Decorum Issue 5. Written by Jonathan Hickman. Art by Mike Huddleston.
Last issue, Decorum decided that sanity was optional, and threw some oddly disjointed but incredibly intriguing plot points at us. It was quite hard to process, but ultimately very, very cool.
This week, they've decided to return to something more akin to traditional storytelling. Which is nice.
This issue follows the continued education of Neha in her attempt to become the universe's greatest assassin.
Safe to say, it's not going TOO well.
In addition to her less that successful lessons, we also see Neha going on a series of less than successful missions... missions that involve very little actual killing and a fairly large amount of throwing up on shoes.
But, as this issue is set over the course of the first three years of Neha's education, we begin to see her make some small improvements (can learning to harden your heart and become a remorseless killer really be called improving, though?), slowly becoming the assassin that Imogen always saw inside her.
So the big question then becomes:
Once that dark seed has bloomed, what will become of the bitter fruit that it brings forth?
I guess we'll have to wait for the next issue, to find out.
Decorum continues to be a wonderful oddity. Like with so much of Hickman's current work, you're never 100% sure what you're going to get when you open the book. Will it be a roaring tale of heroism? Will it be an existentialist treatise on the nature of the soul? Will it be a murder-y montage of assassination training?
Or, will it be some mind-blowing combination of them all?
This time around, they've dialed back the craziness a little. The story focuses on budding assassin Neha Nori Sood, and her '80s-inspired training montage.
In classic movie montage style, there is no text for the majority of this issue, showing Neha's progress through her training through images and steady improvement. It makes me a little sad, seeing her brightness and humour slowly slipping away, as her skills improve. While I'd like to hope that she can retain her light, going through the kind of training she does makes that a fairly slim chance.
The other half of this issue focuses on Neha's training missions, with her mentor and my future wife, Imogen.
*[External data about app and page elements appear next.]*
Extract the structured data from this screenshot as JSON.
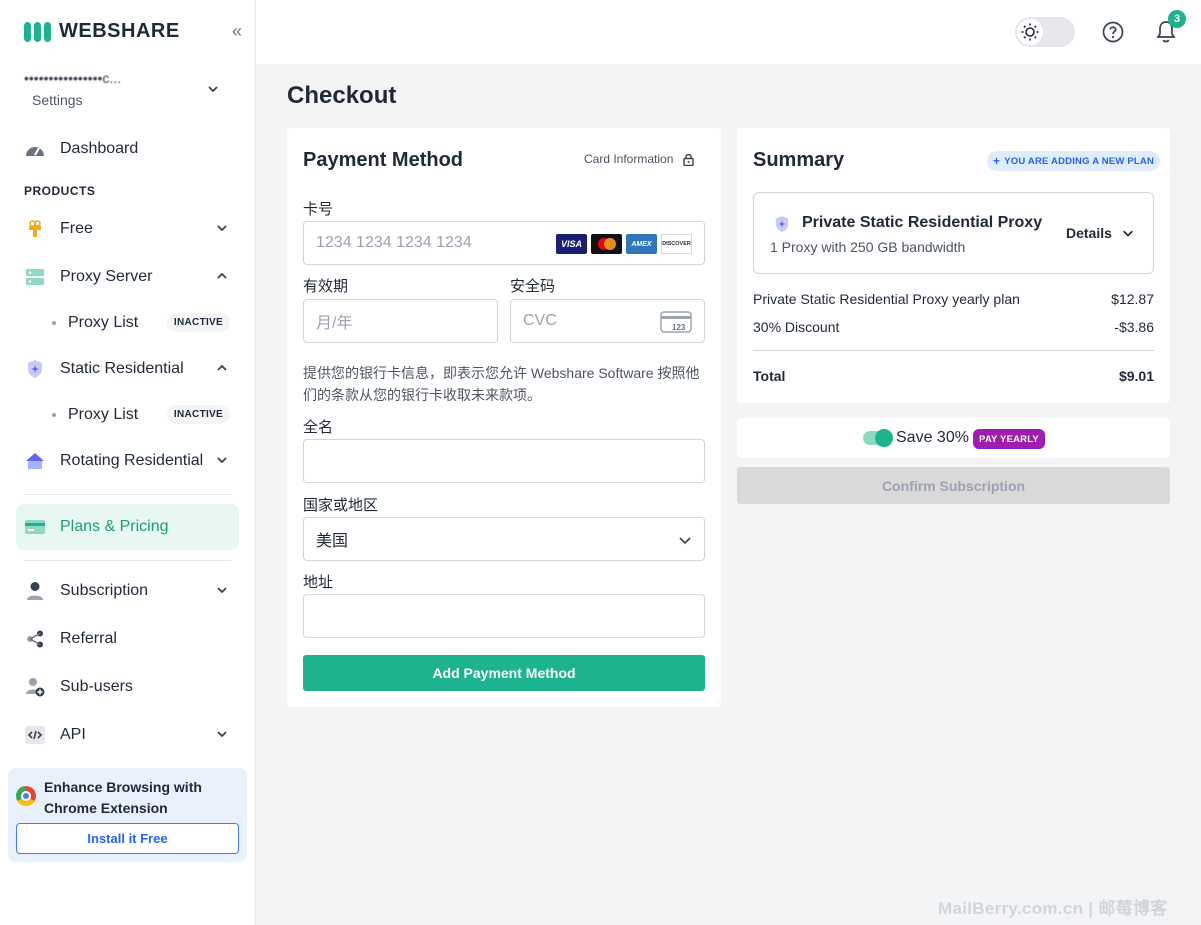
{
  "brand": {
    "name": "WEBSHARE"
  },
  "account": {
    "email": "••••••••••••••••c...",
    "settings_label": "Settings"
  },
  "sidebar": {
    "dashboard": "Dashboard",
    "products_heading": "PRODUCTS",
    "free": "Free",
    "proxy_server": "Proxy Server",
    "proxy_server_sub": {
      "label": "Proxy List",
      "badge": "INACTIVE"
    },
    "static_residential": "Static Residential",
    "static_residential_sub": {
      "label": "Proxy List",
      "badge": "INACTIVE"
    },
    "rotating_residential": "Rotating Residential",
    "plans_pricing": "Plans & Pricing",
    "subscription": "Subscription",
    "referral": "Referral",
    "sub_users": "Sub-users",
    "api": "API"
  },
  "extension": {
    "text": "Enhance Browsing with Chrome Extension",
    "button": "Install it Free"
  },
  "topbar": {
    "notification_count": "3"
  },
  "page": {
    "title": "Checkout"
  },
  "payment": {
    "title": "Payment Method",
    "card_info_label": "Card Information",
    "card_number_label": "卡号",
    "card_number_placeholder": "1234 1234 1234 1234",
    "expiry_label": "有效期",
    "expiry_placeholder": "月/年",
    "cvc_label": "安全码",
    "cvc_placeholder": "CVC",
    "disclaimer": "提供您的银行卡信息，即表示您允许 Webshare Software 按照他们的条款从您的银行卡收取未来款项。",
    "full_name_label": "全名",
    "country_label": "国家或地区",
    "country_value": "美国",
    "address_label": "地址",
    "submit": "Add Payment Method",
    "card_brands": [
      "VISA",
      "mastercard",
      "AMEX",
      "DISCOVER"
    ]
  },
  "summary": {
    "title": "Summary",
    "new_plan_badge": "YOU ARE ADDING A NEW PLAN",
    "plan_name": "Private Static Residential Proxy",
    "plan_desc": "1 Proxy with 250 GB bandwidth",
    "details_label": "Details",
    "lines": [
      {
        "label": "Private Static Residential Proxy yearly plan",
        "value": "$12.87"
      },
      {
        "label": "30% Discount",
        "value": "-$3.86"
      }
    ],
    "total_label": "Total",
    "total_value": "$9.01",
    "save_text": "Save 30%",
    "pay_yearly": "PAY YEARLY",
    "confirm": "Confirm Subscription"
  },
  "watermark": "MailBerry.com.cn | 邮莓博客",
  "colors": {
    "accent": "#1db38f",
    "active_bg": "#e8f7f2",
    "link_blue": "#2563eb",
    "badge_purple": "#a21caf"
  }
}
I'm really enjoying seeing how these two interact. Imogen makes sure to remain a stoic force in Neha's life. Showing her the correct way to execute the missions, praising Neha when she makes progress, and chastising her when it's required.
As usual, Hickman's writing is note perfect. It's like a textbook example of world building and character development.
As I mentioned at the start, you can never be totally sure what you're going to get, when you pull open an issue of Decorum. But, regardless of the contents, you can always be assured of the quality of the product found therein.
The subject matter this issue is about as grim as we've seen for the story so far. But Hickman manages to maintain the balance perfectly, injecting just enough humour in to keep the mood light, while ensuring that we don't lose the gravity of Neha's progress in her new line of work.
And, of course, in a issue where large chunks of the story are told non-verbally, you have to give credit where it's due, to the amazing Huddleston art. Seeing the contrast between the yellowed out pages of her training (tinted to feel like an old reference guide., much like one would use while studying), to the more vibrant, colourful pages of her missions, puts you instantly in the right frame of mind for each part. Then, seeing the tone and composition of the art get darker, as in each mission Neha progresses further and further, subconsciously darkens the readers mood. It's small touches like this that show just how much care and attention is put into each issue of this tale.
Overall, Decorum issue 5 was an excellent start to this back half of the series. I don't know how Hickman is going to unite the seeming opposed halves of this strange tale, but personally, I cannot wait to see how he pulls it off.
Decorum issue 5, from Image Comics, releases October 7th 2020.